Every fish begins their life in a protected and sheltered environment. Like all good things, the protection ends and eventually, the small fry sets out on its own. I grew up a fish. At least, that’s what my parents would say.

In January of 2021, in the middle of a pandemic, I packed up all my belongings into four suitcases and boarded my flight from rainy Vancouver, BC, to snowy St. John’s, NL, a fish leaping from one ocean to the next. When I touched down on the tarmac, I couldn’t help but feel like I had made a mistake. Surely I hadn’t travelled 5,000km away from my people simply because I was fascinated by the fishing culture. I couldn’t remember why I left my sanctuary in the West for this unknown life in the East. A sanctuary, which might I add, was the very reason that I loved the sea in the first place. Not only was I embarking on this journey alone, but I was leaving behind a large part of my identity as a west coast biologist and praying that if things went sideways, it would be there to welcome me back with open arms.

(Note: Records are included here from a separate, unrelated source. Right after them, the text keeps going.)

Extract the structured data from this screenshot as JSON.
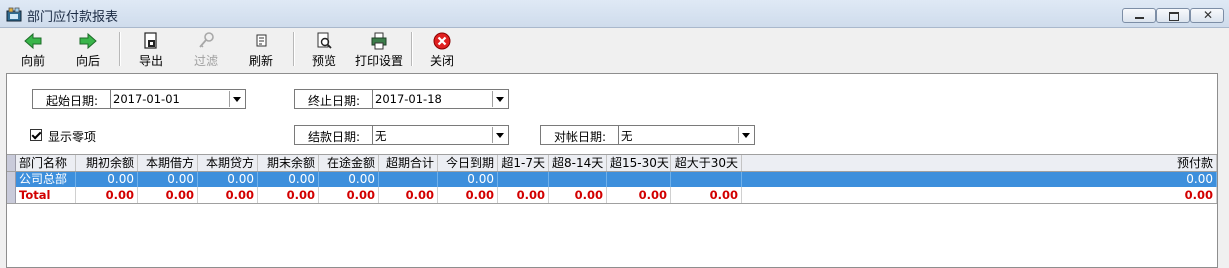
{
  "window": {
    "title": "部门应付款报表"
  },
  "toolbar": {
    "back": "向前",
    "forward": "向后",
    "export": "导出",
    "filter": "过滤",
    "refresh": "刷新",
    "preview": "预览",
    "print_setup": "打印设置",
    "close": "关闭"
  },
  "form": {
    "start_date_label": "起始日期:",
    "start_date_value": "2017-01-01",
    "end_date_label": "终止日期:",
    "end_date_value": "2017-01-18",
    "settle_date_label": "结款日期:",
    "settle_date_value": "无",
    "reconcile_date_label": "对帐日期:",
    "reconcile_date_value": "无",
    "show_zero_label": "显示零项"
  },
  "table": {
    "columns": [
      "部门名称",
      "期初余额",
      "本期借方",
      "本期贷方",
      "期末余额",
      "在途金额",
      "超期合计",
      "今日到期",
      "超1-7天",
      "超8-14天",
      "超15-30天",
      "超大于30天",
      "预付款"
    ],
    "rows": [
      [
        "公司总部",
        "0.00",
        "0.00",
        "0.00",
        "0.00",
        "0.00",
        "",
        "0.00",
        "",
        "",
        "",
        "",
        "0.00"
      ]
    ],
    "total": [
      "Total",
      "0.00",
      "0.00",
      "0.00",
      "0.00",
      "0.00",
      "0.00",
      "0.00",
      "0.00",
      "0.00",
      "0.00",
      "0.00",
      "0.00"
    ]
  },
  "colors": {
    "selected_row": "#3d8fdc",
    "total_text": "#d20000"
  }
}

Since I arrived in St. John’s, the feelings of being away from home were intense and yet short-lived – not too dissimilar to the seasons here in Newfoundland. I have lived through many new ‘firsts’ throughout the last nine months, which allowed me to grow in ways that I never thought I could. I experienced my first time driving in the snow, my first time crying while driving in the snow, my first time walking downtown and hearing all the live music echo from the bars, and my first time learning how to fish for cod – oh, excuse me, I mean jig for cod.

It took me a couple of months to settle into this new life. I felt like every time I left my house, I would get hit with all sorts of stimuli from this foreign land. Everything was different – the accents, the trees, the shrubs, the roads, the stormy seas, the colourful houses, and the wind. But as I settled into my east coast life, the stimuli became less stimulating and I felt less like an alien trying to blend in.

When I doubted my decision, I focused on the beauty of the east coast and thought about this new ocean in terms of its importance for the ecosystem. I thought about how these turbulent waters in Newfoundland are important pit stops for migrating species of whales, birds, and fish. The Atlantic is equally as important as the Pacific, and it was mine to explore. Being a fan of science and especially one of the ocean, I tend to turn to science as a tool to make me feel less anxious. Eventually, I made friends who shared similar passions and noticed that most people in my courses had made the same leap of faith as I did – it turns out I’m not the only fish. I now love the landscape here and have fallen for the bright blue water, the rolling waves, and all the cod swimming under it.

I learned that making your home is not about staying protected and sheltered but venturing into the unknown and remembering that your home goes with you. As long as there is water, this fish will always be home.


~ Eugenie